WORK REQUIRED: Filter these entries so that only lines with the word "SearchToolbar" remain.

Component data from apps and pages
Content starts
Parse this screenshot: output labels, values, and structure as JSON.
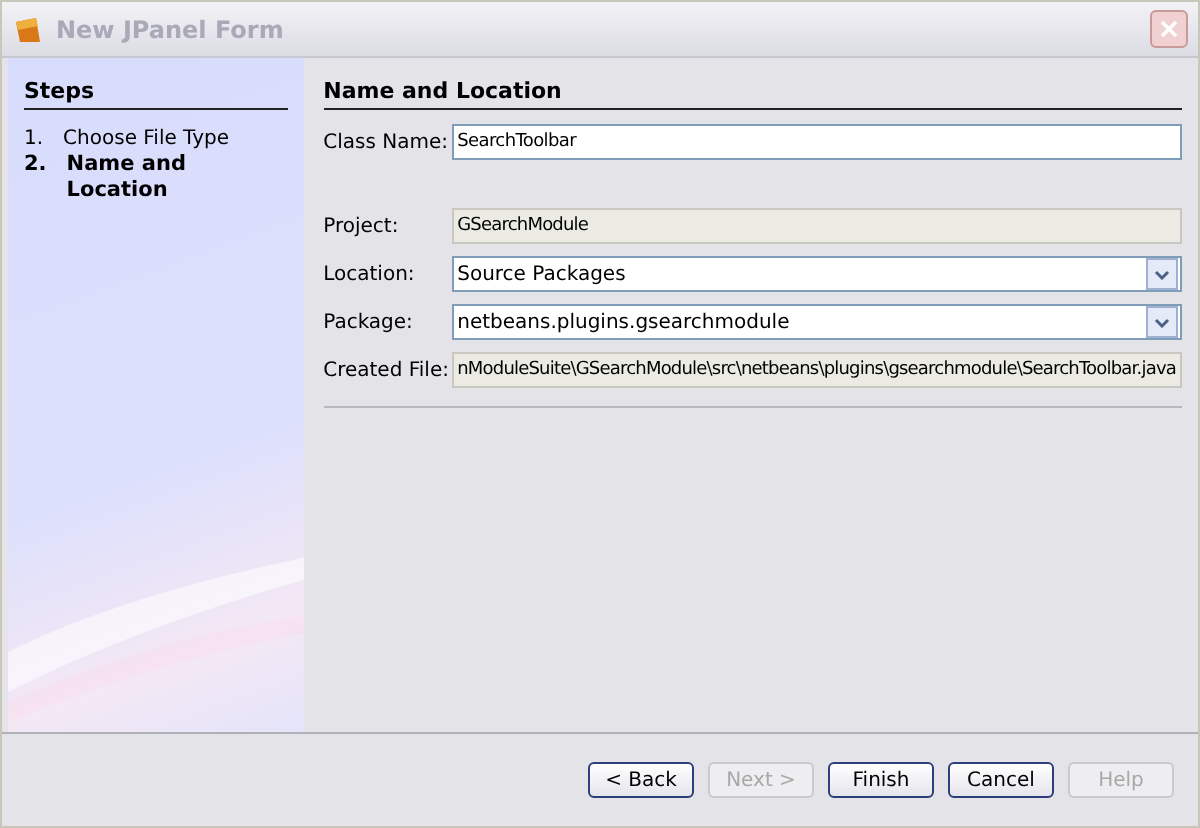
{
  "window": {
    "title": "New JPanel Form"
  },
  "steps": {
    "title": "Steps",
    "items": [
      {
        "number": "1.",
        "label": "Choose File Type",
        "selected": false
      },
      {
        "number": "2.",
        "label": "Name and Location",
        "selected": true
      }
    ]
  },
  "panel": {
    "title": "Name and Location",
    "fields": [
      {
        "kind": "text",
        "label": "Class Name:",
        "value": "SearchToolbar"
      },
      {
        "kind": "gap"
      },
      {
        "kind": "readonly",
        "label": "Project:",
        "value": "GSearchModule"
      },
      {
        "kind": "combo",
        "label": "Location:",
        "value": "Source Packages"
      },
      {
        "kind": "combo",
        "label": "Package:",
        "value": "netbeans.plugins.gsearchmodule"
      },
      {
        "kind": "readonly",
        "label": "Created File:",
        "value": "nModuleSuite\\GSearchModule\\src\\netbeans\\plugins\\gsearchmodule\\SearchToolbar.java"
      }
    ]
  },
  "buttons": [
    {
      "label": "< Back",
      "disabled": false
    },
    {
      "label": "Next >",
      "disabled": true
    },
    {
      "label": "Finish",
      "disabled": false
    },
    {
      "label": "Cancel",
      "disabled": false
    },
    {
      "label": "Help",
      "disabled": true
    }
  ]
}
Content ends
OUTPUT OF THE TASK:
        "value": "SearchToolbar"
        "value": "nModuleSuite\\GSearchModule\\src\\netbeans\\plugins\\gsearchmodule\\SearchToolbar.java"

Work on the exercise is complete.